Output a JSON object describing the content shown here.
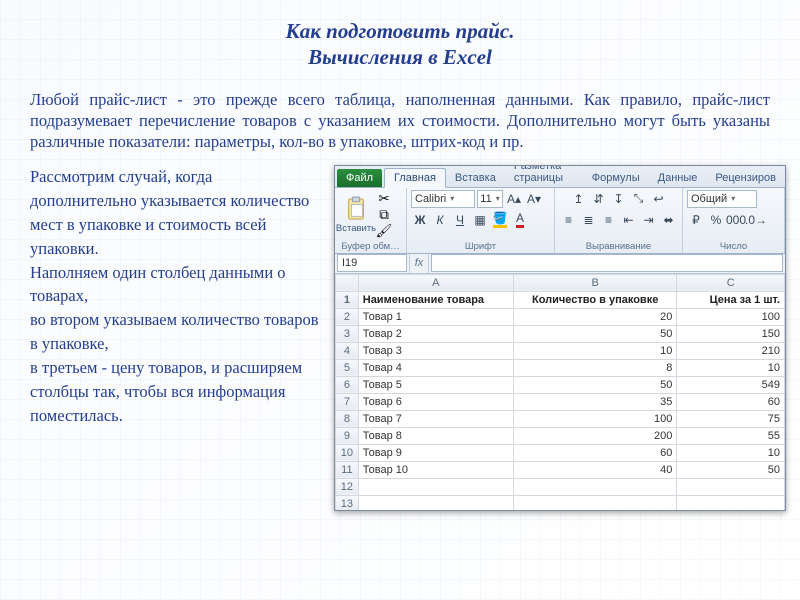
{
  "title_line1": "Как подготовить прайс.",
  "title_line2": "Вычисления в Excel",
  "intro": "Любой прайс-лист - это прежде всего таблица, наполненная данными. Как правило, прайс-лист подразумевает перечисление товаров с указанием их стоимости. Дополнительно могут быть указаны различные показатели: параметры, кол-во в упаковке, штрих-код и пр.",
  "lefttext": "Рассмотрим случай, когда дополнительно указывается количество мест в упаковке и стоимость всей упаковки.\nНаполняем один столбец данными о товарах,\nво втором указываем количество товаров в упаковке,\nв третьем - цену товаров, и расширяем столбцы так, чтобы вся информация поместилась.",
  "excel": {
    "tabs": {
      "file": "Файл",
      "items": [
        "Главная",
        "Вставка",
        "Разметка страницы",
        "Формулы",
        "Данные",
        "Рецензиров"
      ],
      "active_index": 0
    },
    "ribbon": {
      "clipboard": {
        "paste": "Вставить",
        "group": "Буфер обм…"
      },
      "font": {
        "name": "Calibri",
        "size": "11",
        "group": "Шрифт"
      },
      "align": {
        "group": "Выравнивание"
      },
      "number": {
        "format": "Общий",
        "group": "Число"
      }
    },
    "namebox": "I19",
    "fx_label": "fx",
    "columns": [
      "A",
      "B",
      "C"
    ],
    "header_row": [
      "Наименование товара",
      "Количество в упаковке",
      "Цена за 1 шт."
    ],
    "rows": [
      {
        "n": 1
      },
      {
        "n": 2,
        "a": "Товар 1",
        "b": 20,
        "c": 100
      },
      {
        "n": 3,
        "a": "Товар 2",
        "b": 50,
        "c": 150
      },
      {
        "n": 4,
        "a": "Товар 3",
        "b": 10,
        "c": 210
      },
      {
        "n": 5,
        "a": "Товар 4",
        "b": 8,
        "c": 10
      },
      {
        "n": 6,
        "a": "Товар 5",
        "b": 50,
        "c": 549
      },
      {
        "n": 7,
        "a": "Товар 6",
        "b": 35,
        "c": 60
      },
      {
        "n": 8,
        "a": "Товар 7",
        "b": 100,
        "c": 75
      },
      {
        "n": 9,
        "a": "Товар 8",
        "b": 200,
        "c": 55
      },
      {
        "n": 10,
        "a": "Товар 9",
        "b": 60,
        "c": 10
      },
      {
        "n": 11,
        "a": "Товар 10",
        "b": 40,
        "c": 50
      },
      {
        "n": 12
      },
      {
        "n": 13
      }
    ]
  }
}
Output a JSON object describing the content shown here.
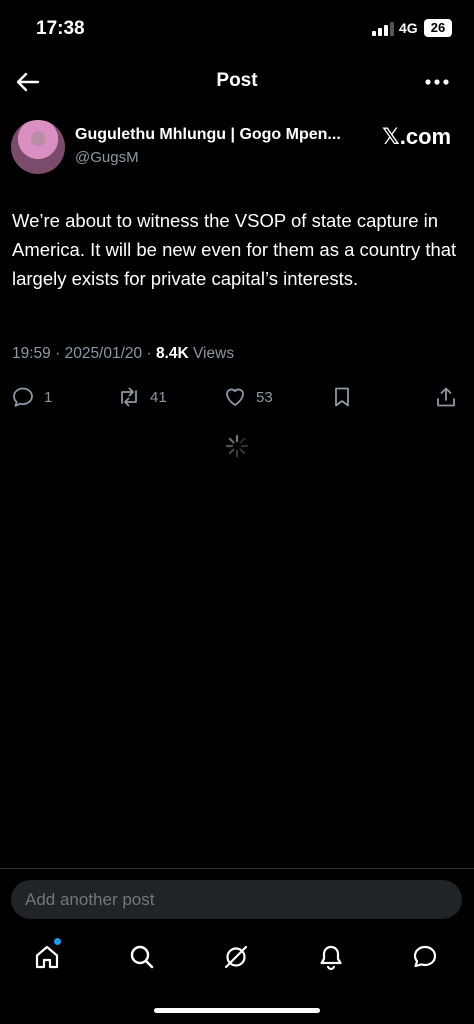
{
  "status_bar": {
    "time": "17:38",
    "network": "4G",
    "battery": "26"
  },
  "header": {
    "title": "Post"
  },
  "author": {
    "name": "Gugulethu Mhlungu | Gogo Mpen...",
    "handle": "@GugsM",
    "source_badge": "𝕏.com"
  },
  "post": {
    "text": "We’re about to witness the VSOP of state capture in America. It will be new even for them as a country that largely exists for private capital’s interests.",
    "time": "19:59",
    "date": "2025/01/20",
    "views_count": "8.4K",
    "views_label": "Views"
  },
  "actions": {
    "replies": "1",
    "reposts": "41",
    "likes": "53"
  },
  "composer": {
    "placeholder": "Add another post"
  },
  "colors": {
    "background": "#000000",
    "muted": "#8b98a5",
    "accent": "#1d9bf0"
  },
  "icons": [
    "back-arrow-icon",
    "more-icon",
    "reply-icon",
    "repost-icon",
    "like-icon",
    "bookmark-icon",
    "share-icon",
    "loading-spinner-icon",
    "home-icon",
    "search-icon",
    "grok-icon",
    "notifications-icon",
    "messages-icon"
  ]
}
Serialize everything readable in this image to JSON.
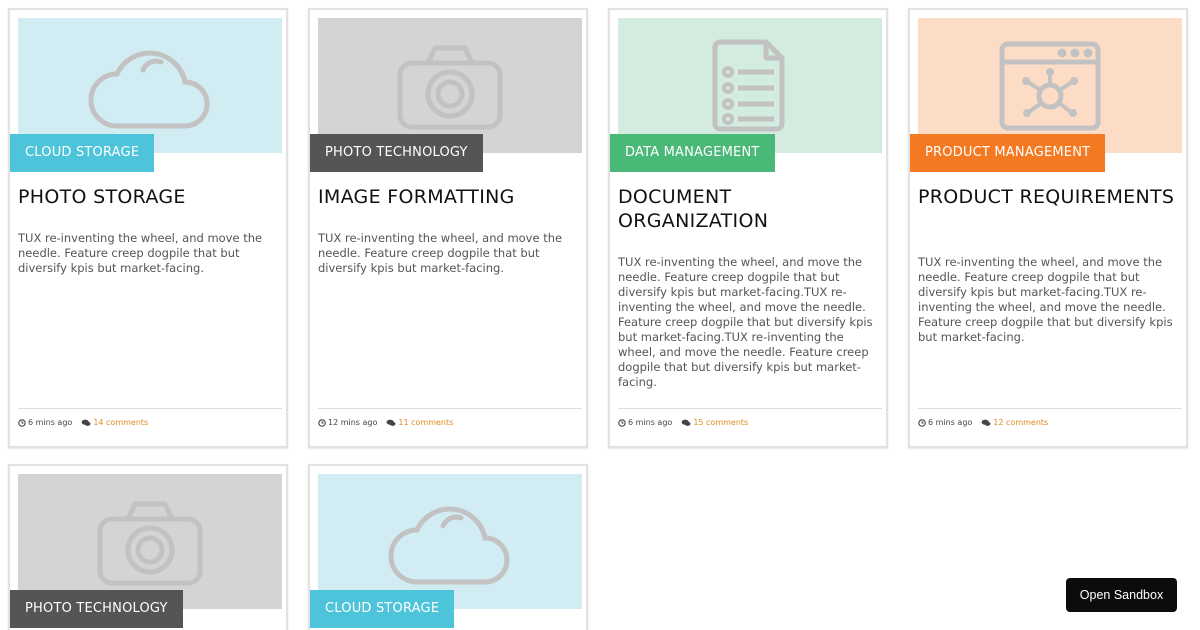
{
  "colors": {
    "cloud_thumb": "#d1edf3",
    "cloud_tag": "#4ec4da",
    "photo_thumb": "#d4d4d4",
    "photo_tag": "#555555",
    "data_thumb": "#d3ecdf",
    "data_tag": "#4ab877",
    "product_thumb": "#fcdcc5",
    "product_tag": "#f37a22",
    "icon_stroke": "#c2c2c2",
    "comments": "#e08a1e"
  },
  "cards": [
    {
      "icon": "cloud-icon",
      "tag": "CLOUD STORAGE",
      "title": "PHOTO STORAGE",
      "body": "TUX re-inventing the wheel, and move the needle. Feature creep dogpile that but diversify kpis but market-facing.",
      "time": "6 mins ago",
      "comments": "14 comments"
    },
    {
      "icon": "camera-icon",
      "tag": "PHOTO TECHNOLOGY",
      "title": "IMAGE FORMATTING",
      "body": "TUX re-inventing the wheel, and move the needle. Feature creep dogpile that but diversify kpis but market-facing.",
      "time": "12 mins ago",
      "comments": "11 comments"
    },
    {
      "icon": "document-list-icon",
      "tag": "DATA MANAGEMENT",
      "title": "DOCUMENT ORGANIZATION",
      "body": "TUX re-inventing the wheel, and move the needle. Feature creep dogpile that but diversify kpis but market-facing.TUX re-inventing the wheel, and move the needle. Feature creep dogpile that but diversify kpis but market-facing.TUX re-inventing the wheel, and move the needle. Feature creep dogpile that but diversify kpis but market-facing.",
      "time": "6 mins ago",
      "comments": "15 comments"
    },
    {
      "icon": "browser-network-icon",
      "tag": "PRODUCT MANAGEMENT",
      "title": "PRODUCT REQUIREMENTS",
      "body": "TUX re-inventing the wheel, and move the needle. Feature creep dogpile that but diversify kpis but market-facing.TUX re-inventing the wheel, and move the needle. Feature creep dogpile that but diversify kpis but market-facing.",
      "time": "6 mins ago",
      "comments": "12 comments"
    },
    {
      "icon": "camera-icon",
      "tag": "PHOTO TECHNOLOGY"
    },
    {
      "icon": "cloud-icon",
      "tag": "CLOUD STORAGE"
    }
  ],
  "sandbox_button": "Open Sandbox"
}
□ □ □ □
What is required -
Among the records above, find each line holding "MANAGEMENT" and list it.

Solution to this problem -
      "tag": "DATA MANAGEMENT",
      "tag": "PRODUCT MANAGEMENT",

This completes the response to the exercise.